One of few bolt actions sized to match the .223, this Howa sheds bulk and ounces, not accuracy!
Want a Howa? The 2015 catalog from Legacy Sports, purveyor of this Japanese-built rifle, has 42 pages of Howas! They include the new short-action Alpine Mountain Rifle in .243 Win., 6.5 Creedmoor, 7mm-08 Rem. and .308 Win. With its High Tech stock and a Vortex Viper 3-9x scope mounted in Talley rings, it scales 6.7 pounds.
Arguably, even more newsworthy is the .223-size Mini rifle. At 10.2 ounces, the action weighs 2.9 ounces less than that of the short action, and 5 oz. less than one long enough for the .30-06 Springfield. The Mini’s 6-inch bolt mikes nearly an inch shorter than a short-action’s, and an inch and a half shorter than Howa’s long bolt.
Actions sized for diminutive centerfire cartridges aren’t new. Decades ago, I was love-struck by Sako’s svelte Vixen. A handful of other rifles have been chiseled to dimensions just right for the likes of the .222 Rem., the .22 Hornet and now the .223 Rem. Of course, the M16 self-loader is proportioned for the 5.56×45 NATO. But manufacturers of bolt-action sporting rifles see great economies of scale in using standard short actions for pint-size .22s. Tweaks to the magazine and bolt face are cheaper than designing and producing new receivers, bolts and stocks.

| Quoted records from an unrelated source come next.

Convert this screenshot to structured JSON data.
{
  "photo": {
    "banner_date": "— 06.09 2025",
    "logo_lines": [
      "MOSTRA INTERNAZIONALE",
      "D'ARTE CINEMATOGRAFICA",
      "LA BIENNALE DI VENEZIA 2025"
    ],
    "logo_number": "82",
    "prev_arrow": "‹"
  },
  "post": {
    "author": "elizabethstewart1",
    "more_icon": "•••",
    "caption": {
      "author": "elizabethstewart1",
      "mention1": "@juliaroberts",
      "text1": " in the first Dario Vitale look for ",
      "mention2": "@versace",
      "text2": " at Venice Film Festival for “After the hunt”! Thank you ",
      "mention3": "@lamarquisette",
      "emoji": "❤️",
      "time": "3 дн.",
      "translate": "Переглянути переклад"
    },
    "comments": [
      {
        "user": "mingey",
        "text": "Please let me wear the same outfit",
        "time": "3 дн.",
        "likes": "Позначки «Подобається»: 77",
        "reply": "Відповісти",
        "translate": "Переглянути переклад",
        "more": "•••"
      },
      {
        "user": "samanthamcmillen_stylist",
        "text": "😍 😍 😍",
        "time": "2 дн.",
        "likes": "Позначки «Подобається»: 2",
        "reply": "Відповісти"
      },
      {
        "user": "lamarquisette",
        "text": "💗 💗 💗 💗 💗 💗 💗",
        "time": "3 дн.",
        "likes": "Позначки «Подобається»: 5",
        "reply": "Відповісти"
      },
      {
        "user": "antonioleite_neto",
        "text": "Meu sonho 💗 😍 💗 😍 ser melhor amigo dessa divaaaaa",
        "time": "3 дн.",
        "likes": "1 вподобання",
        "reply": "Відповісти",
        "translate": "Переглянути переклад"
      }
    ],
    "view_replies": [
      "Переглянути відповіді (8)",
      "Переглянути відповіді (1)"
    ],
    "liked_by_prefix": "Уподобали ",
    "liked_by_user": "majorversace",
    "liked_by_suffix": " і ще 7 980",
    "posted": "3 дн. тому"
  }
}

There’s certainly nothing wrong with a .223 Rem. barrel on a receiver fashioned for the .308 Win., assuming proper action tweaks. My introduction to Howa’s short action, many years ago, came in Wyoming’s high country. Probing a timbered north slope for elk, I bounced two bulls from their beds. They rocketed off down-canyon, then split as I sprinted to find a shot alley. The lodgepoles forced me left, where I glimpsed the bull rounding a pocket on a trail below. By great good luck, he paused just as I fell against a tree and pasted the reticle of my 4x Nikon on his ribs. At the crack of the 6.5x55mm he was off again, but fatally hit. I lunged after him and got one more offhand shot. The 140-grain softpoint broke his neck.
It isn’t just for that elk that I still adore this Howa. The action, if a tad heavier than some, is very smooth. It feeds without fail. The trigger breaks like a tiny icicle. The rifle shoots routinely into a minute of angle—and as importantly, it’s stocked to point naturally. It shoots where I look.
So why the Mini? Well, why carry more rifle than you have to? Twelve percent shorter than the Howa short action, it relieves you of excess weight and bulk. At the same time, the Mini has every feature of bigger Howas: a 3-position safety, a crisp, compliant trigger, a lightweight synthetic magazine box, and a Hogue stock in black, green or camo. You can also get a Mini barreled action.
The Mini I snared for function and accuracy trials features a Hogue stock in Kryptic Highlander tan. The slim 20-inch barrel is bored to .223. There’s a 22-inch “standard barrel” option, as well as a heavy-profile 20-incher. It’s also available chambered in 204 Ruger. My sample is a “package rifle” with 3-9×40 Nikko Stirling scope.
Like all Howas, the Mini has a twin-lug, one-piece bolt with M16-style extractor and plunger ejector. The action cycles silkily in the forged receiver. While the flat thumb safety looks like a 2-detent switch, it does, indeed, have three positions, and the stops are positive. The middle spot lets you work the bolt with the firing mechanism blocked.
My Timney gauge registers a trigger pull of 3.2 pounds. Let-off is crisp and consistent. Listed as a “two-stage,” the pull comprises short, very light travel to engagement. Then there’s the break. No grit, no creep, no stacking. It’s a hunter’s trigger, factory set at a useful weight for accurate shooting afield.